[STORED DATA]
'''

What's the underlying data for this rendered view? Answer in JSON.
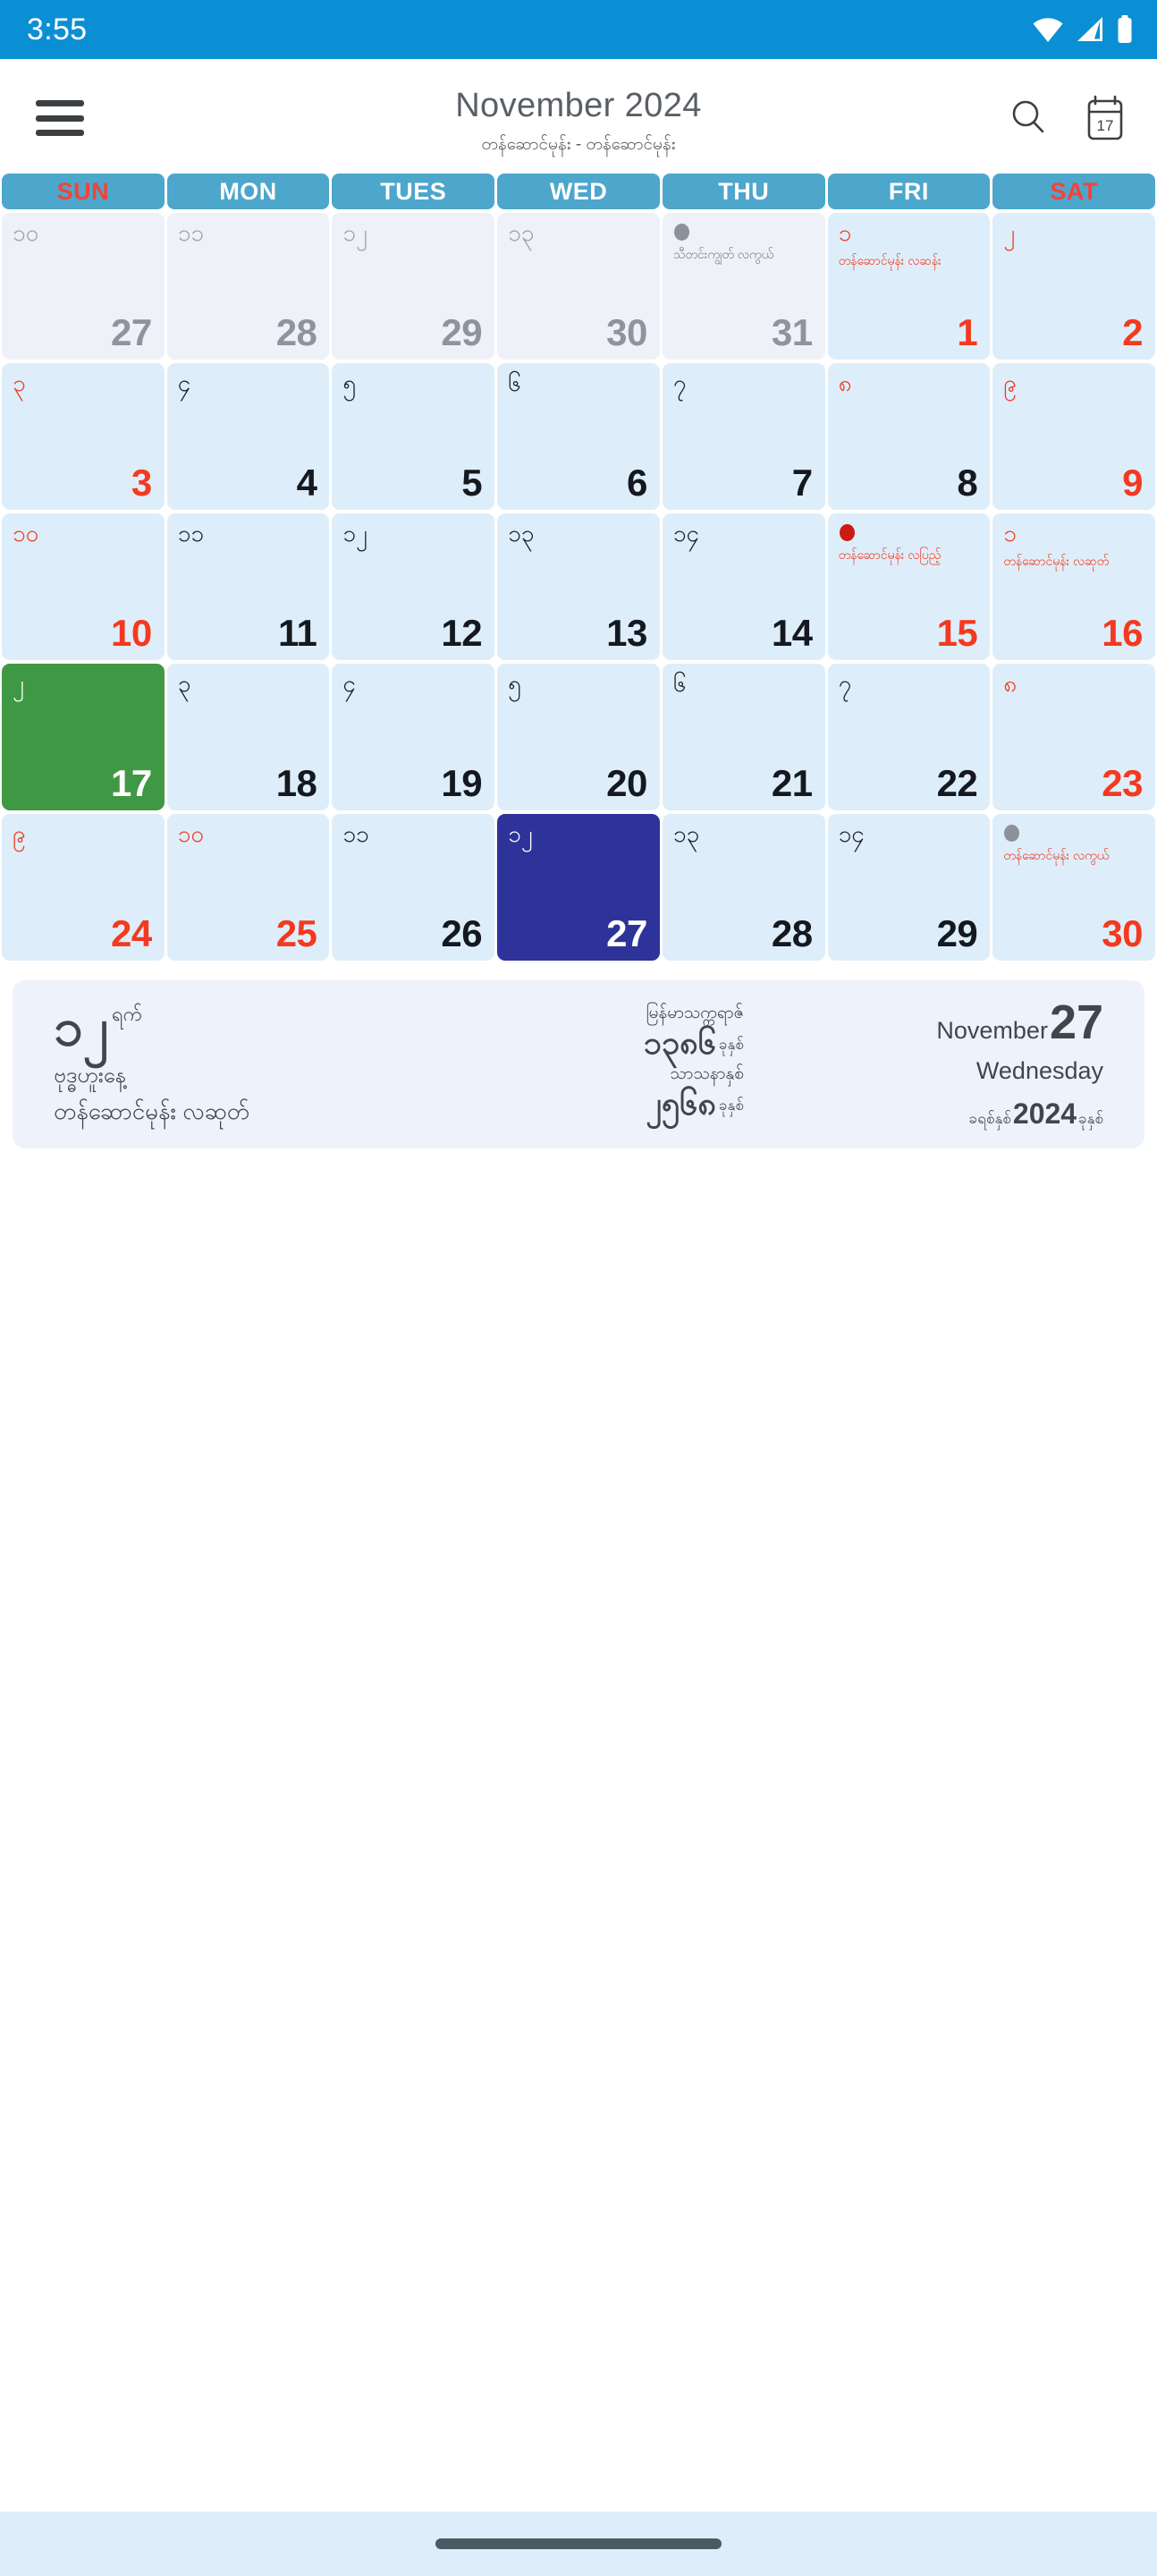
{
  "status_bar": {
    "time": "3:55",
    "icons": [
      "wifi-icon",
      "cellular-signal-icon",
      "battery-icon"
    ],
    "background": "#0b8fd4"
  },
  "header": {
    "menu_icon": "hamburger-menu-icon",
    "title": "November 2024",
    "subtitle": "တန်ဆောင်မုန်း - တန်ဆောင်မုန်း",
    "search_icon": "search-icon",
    "today_icon": "calendar-17-icon",
    "today_icon_label": "17"
  },
  "weekdays": [
    {
      "label": "SUN",
      "red": true
    },
    {
      "label": "MON",
      "red": false
    },
    {
      "label": "TUES",
      "red": false
    },
    {
      "label": "WED",
      "red": false
    },
    {
      "label": "THU",
      "red": false
    },
    {
      "label": "FRI",
      "red": false
    },
    {
      "label": "SAT",
      "red": true
    }
  ],
  "theme": {
    "status_blue": "#0b8fd4",
    "weekday_blue": "#4da6cc",
    "cell_blue": "#ddeefa",
    "cell_grey": "#eef1f7",
    "today_green": "#3f9843",
    "selected_navy": "#2e339a",
    "accent_red": "#f4391f",
    "full_moon_red": "#cc1a14",
    "new_moon_grey": "#8d9199",
    "panel_bg": "#eef2fa"
  },
  "days": [
    {
      "g": "27",
      "mm": "၁၀",
      "state": "other",
      "g_color": "muted",
      "mm_color": "muted",
      "moon": "",
      "event": "",
      "event_color": ""
    },
    {
      "g": "28",
      "mm": "၁၁",
      "state": "other",
      "g_color": "muted",
      "mm_color": "muted",
      "moon": "",
      "event": "",
      "event_color": ""
    },
    {
      "g": "29",
      "mm": "၁၂",
      "state": "other",
      "g_color": "muted",
      "mm_color": "muted",
      "moon": "",
      "event": "",
      "event_color": ""
    },
    {
      "g": "30",
      "mm": "၁၃",
      "state": "other",
      "g_color": "muted",
      "mm_color": "muted",
      "moon": "",
      "event": "",
      "event_color": ""
    },
    {
      "g": "31",
      "mm": "",
      "state": "other",
      "g_color": "muted",
      "mm_color": "muted",
      "moon": "new",
      "event": "သီတင်းကျွတ် လကွယ်",
      "event_color": "grey"
    },
    {
      "g": "1",
      "mm": "၁",
      "state": "normal",
      "g_color": "red",
      "mm_color": "red",
      "moon": "",
      "event": "တန်ဆောင်မုန်း လဆန်း",
      "event_color": "red"
    },
    {
      "g": "2",
      "mm": "၂",
      "state": "normal",
      "g_color": "red",
      "mm_color": "red",
      "moon": "",
      "event": "",
      "event_color": ""
    },
    {
      "g": "3",
      "mm": "၃",
      "state": "normal",
      "g_color": "red",
      "mm_color": "red",
      "moon": "",
      "event": "",
      "event_color": ""
    },
    {
      "g": "4",
      "mm": "၄",
      "state": "normal",
      "g_color": "normal",
      "mm_color": "normal",
      "moon": "",
      "event": "",
      "event_color": ""
    },
    {
      "g": "5",
      "mm": "၅",
      "state": "normal",
      "g_color": "normal",
      "mm_color": "normal",
      "moon": "",
      "event": "",
      "event_color": ""
    },
    {
      "g": "6",
      "mm": "၆",
      "state": "normal",
      "g_color": "normal",
      "mm_color": "normal",
      "moon": "",
      "event": "",
      "event_color": ""
    },
    {
      "g": "7",
      "mm": "၇",
      "state": "normal",
      "g_color": "normal",
      "mm_color": "normal",
      "moon": "",
      "event": "",
      "event_color": ""
    },
    {
      "g": "8",
      "mm": "၈",
      "state": "normal",
      "g_color": "normal",
      "mm_color": "red",
      "moon": "",
      "event": "",
      "event_color": ""
    },
    {
      "g": "9",
      "mm": "၉",
      "state": "normal",
      "g_color": "red",
      "mm_color": "red",
      "moon": "",
      "event": "",
      "event_color": ""
    },
    {
      "g": "10",
      "mm": "၁၀",
      "state": "normal",
      "g_color": "red",
      "mm_color": "red",
      "moon": "",
      "event": "",
      "event_color": ""
    },
    {
      "g": "11",
      "mm": "၁၁",
      "state": "normal",
      "g_color": "normal",
      "mm_color": "normal",
      "moon": "",
      "event": "",
      "event_color": ""
    },
    {
      "g": "12",
      "mm": "၁၂",
      "state": "normal",
      "g_color": "normal",
      "mm_color": "normal",
      "moon": "",
      "event": "",
      "event_color": ""
    },
    {
      "g": "13",
      "mm": "၁၃",
      "state": "normal",
      "g_color": "normal",
      "mm_color": "normal",
      "moon": "",
      "event": "",
      "event_color": ""
    },
    {
      "g": "14",
      "mm": "၁၄",
      "state": "normal",
      "g_color": "normal",
      "mm_color": "normal",
      "moon": "",
      "event": "",
      "event_color": ""
    },
    {
      "g": "15",
      "mm": "",
      "state": "normal",
      "g_color": "red",
      "mm_color": "red",
      "moon": "full",
      "event": "တန်ဆောင်မုန်း လပြည့်",
      "event_color": "red"
    },
    {
      "g": "16",
      "mm": "၁",
      "state": "normal",
      "g_color": "red",
      "mm_color": "red",
      "moon": "",
      "event": "တန်ဆောင်မုန်း လဆုတ်",
      "event_color": "red"
    },
    {
      "g": "17",
      "mm": "၂",
      "state": "today",
      "g_color": "white",
      "mm_color": "white",
      "moon": "",
      "event": "",
      "event_color": ""
    },
    {
      "g": "18",
      "mm": "၃",
      "state": "normal",
      "g_color": "normal",
      "mm_color": "normal",
      "moon": "",
      "event": "",
      "event_color": ""
    },
    {
      "g": "19",
      "mm": "၄",
      "state": "normal",
      "g_color": "normal",
      "mm_color": "normal",
      "moon": "",
      "event": "",
      "event_color": ""
    },
    {
      "g": "20",
      "mm": "၅",
      "state": "normal",
      "g_color": "normal",
      "mm_color": "normal",
      "moon": "",
      "event": "",
      "event_color": ""
    },
    {
      "g": "21",
      "mm": "၆",
      "state": "normal",
      "g_color": "normal",
      "mm_color": "normal",
      "moon": "",
      "event": "",
      "event_color": ""
    },
    {
      "g": "22",
      "mm": "၇",
      "state": "normal",
      "g_color": "normal",
      "mm_color": "normal",
      "moon": "",
      "event": "",
      "event_color": ""
    },
    {
      "g": "23",
      "mm": "၈",
      "state": "normal",
      "g_color": "red",
      "mm_color": "red",
      "moon": "",
      "event": "",
      "event_color": ""
    },
    {
      "g": "24",
      "mm": "၉",
      "state": "normal",
      "g_color": "red",
      "mm_color": "red",
      "moon": "",
      "event": "",
      "event_color": ""
    },
    {
      "g": "25",
      "mm": "၁၀",
      "state": "normal",
      "g_color": "red",
      "mm_color": "red",
      "moon": "",
      "event": "",
      "event_color": ""
    },
    {
      "g": "26",
      "mm": "၁၁",
      "state": "normal",
      "g_color": "normal",
      "mm_color": "normal",
      "moon": "",
      "event": "",
      "event_color": ""
    },
    {
      "g": "27",
      "mm": "၁၂",
      "state": "selected",
      "g_color": "white",
      "mm_color": "white",
      "moon": "",
      "event": "",
      "event_color": ""
    },
    {
      "g": "28",
      "mm": "၁၃",
      "state": "normal",
      "g_color": "normal",
      "mm_color": "normal",
      "moon": "",
      "event": "",
      "event_color": ""
    },
    {
      "g": "29",
      "mm": "၁၄",
      "state": "normal",
      "g_color": "normal",
      "mm_color": "normal",
      "moon": "",
      "event": "",
      "event_color": ""
    },
    {
      "g": "30",
      "mm": "",
      "state": "normal",
      "g_color": "red",
      "mm_color": "red",
      "moon": "new",
      "event": "တန်ဆောင်မုန်း လကွယ်",
      "event_color": "red"
    }
  ],
  "info_panel": {
    "left": {
      "day_number": "၁၂",
      "day_suffix": "ရက်",
      "weekday": "ဗုဒ္ဓဟူးနေ့",
      "moon_phase": "တန်ဆောင်မုန်း လဆုတ်"
    },
    "center": {
      "era_label": "မြန်မာသက္ကရာဇ်",
      "era_year": "၁၃၈၆",
      "era_year_suffix": "ခုနှစ်",
      "sasana_label": "သာသနာနှစ်",
      "sasana_year": "၂၅၆၈",
      "sasana_year_suffix": "ခုနှစ်"
    },
    "right": {
      "month": "November",
      "day": "27",
      "weekday": "Wednesday",
      "year_prefix": "ခရစ်နှစ်",
      "year": "2024",
      "year_suffix": "ခုနှစ်"
    }
  },
  "nav_bar": {
    "gesture_pill": "home-gesture-pill"
  }
}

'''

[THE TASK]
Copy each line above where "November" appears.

[EXERCISE RESULT]
    "title": "November 2024",
      "month": "November",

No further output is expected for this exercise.